++++ Data section ++++

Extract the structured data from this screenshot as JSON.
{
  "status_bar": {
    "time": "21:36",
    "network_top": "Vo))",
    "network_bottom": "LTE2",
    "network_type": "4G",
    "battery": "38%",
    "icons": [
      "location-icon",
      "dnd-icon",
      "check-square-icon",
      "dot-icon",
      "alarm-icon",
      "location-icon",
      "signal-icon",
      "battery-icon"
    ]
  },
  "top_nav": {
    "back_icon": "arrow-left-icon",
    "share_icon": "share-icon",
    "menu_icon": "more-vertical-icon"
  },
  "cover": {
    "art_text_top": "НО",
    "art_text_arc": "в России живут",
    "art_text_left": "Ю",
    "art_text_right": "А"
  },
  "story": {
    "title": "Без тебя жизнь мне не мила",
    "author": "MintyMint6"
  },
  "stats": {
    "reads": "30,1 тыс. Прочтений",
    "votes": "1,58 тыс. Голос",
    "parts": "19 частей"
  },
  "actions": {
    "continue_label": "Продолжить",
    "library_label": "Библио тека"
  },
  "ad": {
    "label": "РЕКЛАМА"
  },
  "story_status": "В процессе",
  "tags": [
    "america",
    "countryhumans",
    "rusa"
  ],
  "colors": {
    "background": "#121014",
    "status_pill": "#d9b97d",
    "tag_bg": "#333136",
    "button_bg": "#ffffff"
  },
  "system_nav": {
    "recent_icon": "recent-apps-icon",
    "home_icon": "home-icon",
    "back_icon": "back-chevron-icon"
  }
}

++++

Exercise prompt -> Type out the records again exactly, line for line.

Result of the task ->
Extract the structured data from this screenshot as JSON.
{
  "status_bar": {
    "time": "21:36",
    "network_top": "Vo))",
    "network_bottom": "LTE2",
    "network_type": "4G",
    "battery": "38%",
    "icons": [
      "location-icon",
      "dnd-icon",
      "check-square-icon",
      "dot-icon",
      "alarm-icon",
      "location-icon",
      "signal-icon",
      "battery-icon"
    ]
  },
  "top_nav": {
    "back_icon": "arrow-left-icon",
    "share_icon": "share-icon",
    "menu_icon": "more-vertical-icon"
  },
  "cover": {
    "art_text_top": "НО",
    "art_text_arc": "в России живут",
    "art_text_left": "Ю",
    "art_text_right": "А"
  },
  "story": {
    "title": "Без тебя жизнь мне не мила",
    "author": "MintyMint6"
  },
  "stats": {
    "reads": "30,1 тыс. Прочтений",
    "votes": "1,58 тыс. Голос",
    "parts": "19 частей"
  },
  "actions": {
    "continue_label": "Продолжить",
    "library_label": "Библио тека"
  },
  "ad": {
    "label": "РЕКЛАМА"
  },
  "story_status": "В процессе",
  "tags": [
    "america",
    "countryhumans",
    "rusa"
  ],
  "colors": {
    "background": "#121014",
    "status_pill": "#d9b97d",
    "tag_bg": "#333136",
    "button_bg": "#ffffff"
  },
  "system_nav": {
    "recent_icon": "recent-apps-icon",
    "home_icon": "home-icon",
    "back_icon": "back-chevron-icon"
  }
}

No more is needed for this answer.